## INSTRUCTIONS TO FOLLOW
Each line of the records below needs repeating exactly. Skip the pictures.

## THE INPUT
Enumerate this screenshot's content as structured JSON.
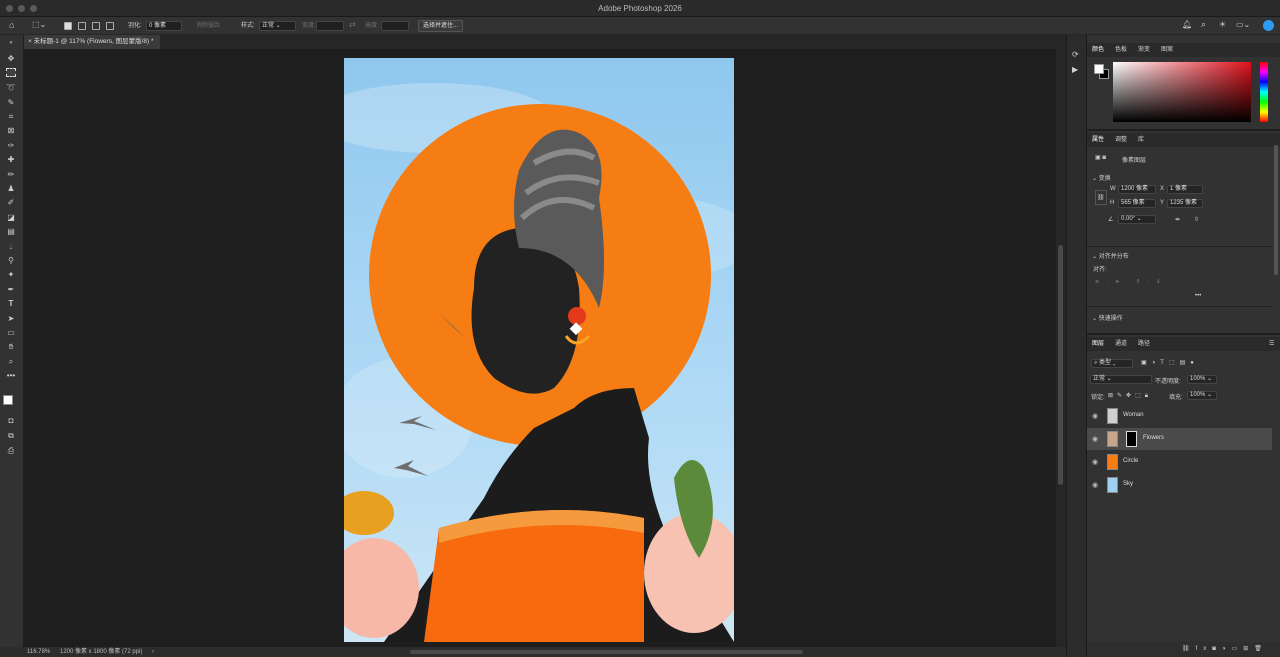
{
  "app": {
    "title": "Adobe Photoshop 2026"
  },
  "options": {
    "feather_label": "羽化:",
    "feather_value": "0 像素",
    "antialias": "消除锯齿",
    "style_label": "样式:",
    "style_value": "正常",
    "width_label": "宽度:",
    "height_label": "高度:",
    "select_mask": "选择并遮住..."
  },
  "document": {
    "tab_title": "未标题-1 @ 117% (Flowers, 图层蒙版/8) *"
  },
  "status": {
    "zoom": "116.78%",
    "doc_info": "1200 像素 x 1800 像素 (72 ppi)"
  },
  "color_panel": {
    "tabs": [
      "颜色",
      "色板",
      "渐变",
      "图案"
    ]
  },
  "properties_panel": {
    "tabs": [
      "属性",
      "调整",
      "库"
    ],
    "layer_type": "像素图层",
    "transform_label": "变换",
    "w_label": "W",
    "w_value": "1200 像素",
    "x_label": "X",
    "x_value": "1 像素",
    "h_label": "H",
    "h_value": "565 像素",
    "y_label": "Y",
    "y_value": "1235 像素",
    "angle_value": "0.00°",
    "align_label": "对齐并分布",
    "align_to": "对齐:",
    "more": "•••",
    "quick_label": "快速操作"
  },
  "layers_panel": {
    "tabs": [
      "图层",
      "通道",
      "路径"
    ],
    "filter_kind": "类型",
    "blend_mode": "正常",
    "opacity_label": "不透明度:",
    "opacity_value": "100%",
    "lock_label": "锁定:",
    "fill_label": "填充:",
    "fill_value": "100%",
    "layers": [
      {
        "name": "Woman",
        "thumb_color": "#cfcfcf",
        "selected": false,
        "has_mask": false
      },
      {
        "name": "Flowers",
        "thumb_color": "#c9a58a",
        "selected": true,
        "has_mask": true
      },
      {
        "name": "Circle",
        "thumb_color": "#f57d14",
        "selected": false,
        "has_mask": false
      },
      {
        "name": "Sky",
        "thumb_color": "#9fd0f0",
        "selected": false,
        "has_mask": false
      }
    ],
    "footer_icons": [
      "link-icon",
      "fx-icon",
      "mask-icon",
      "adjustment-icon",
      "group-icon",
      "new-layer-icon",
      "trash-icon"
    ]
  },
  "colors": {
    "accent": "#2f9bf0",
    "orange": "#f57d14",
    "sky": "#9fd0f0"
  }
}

## FINAL ANSWER
Enumerate this screenshot's content as structured JSON.
{
  "app": {
    "title": "Adobe Photoshop 2026"
  },
  "options": {
    "feather_label": "羽化:",
    "feather_value": "0 像素",
    "antialias": "消除锯齿",
    "style_label": "样式:",
    "style_value": "正常",
    "width_label": "宽度:",
    "height_label": "高度:",
    "select_mask": "选择并遮住..."
  },
  "document": {
    "tab_title": "未标题-1 @ 117% (Flowers, 图层蒙版/8) *"
  },
  "status": {
    "zoom": "116.78%",
    "doc_info": "1200 像素 x 1800 像素 (72 ppi)"
  },
  "color_panel": {
    "tabs": [
      "颜色",
      "色板",
      "渐变",
      "图案"
    ]
  },
  "properties_panel": {
    "tabs": [
      "属性",
      "调整",
      "库"
    ],
    "layer_type": "像素图层",
    "transform_label": "变换",
    "w_label": "W",
    "w_value": "1200 像素",
    "x_label": "X",
    "x_value": "1 像素",
    "h_label": "H",
    "h_value": "565 像素",
    "y_label": "Y",
    "y_value": "1235 像素",
    "angle_value": "0.00°",
    "align_label": "对齐并分布",
    "align_to": "对齐:",
    "more": "•••",
    "quick_label": "快速操作"
  },
  "layers_panel": {
    "tabs": [
      "图层",
      "通道",
      "路径"
    ],
    "filter_kind": "类型",
    "blend_mode": "正常",
    "opacity_label": "不透明度:",
    "opacity_value": "100%",
    "lock_label": "锁定:",
    "fill_label": "填充:",
    "fill_value": "100%",
    "layers": [
      {
        "name": "Woman",
        "thumb_color": "#cfcfcf",
        "selected": false,
        "has_mask": false
      },
      {
        "name": "Flowers",
        "thumb_color": "#c9a58a",
        "selected": true,
        "has_mask": true
      },
      {
        "name": "Circle",
        "thumb_color": "#f57d14",
        "selected": false,
        "has_mask": false
      },
      {
        "name": "Sky",
        "thumb_color": "#9fd0f0",
        "selected": false,
        "has_mask": false
      }
    ],
    "footer_icons": [
      "link-icon",
      "fx-icon",
      "mask-icon",
      "adjustment-icon",
      "group-icon",
      "new-layer-icon",
      "trash-icon"
    ]
  },
  "colors": {
    "accent": "#2f9bf0",
    "orange": "#f57d14",
    "sky": "#9fd0f0"
  }
}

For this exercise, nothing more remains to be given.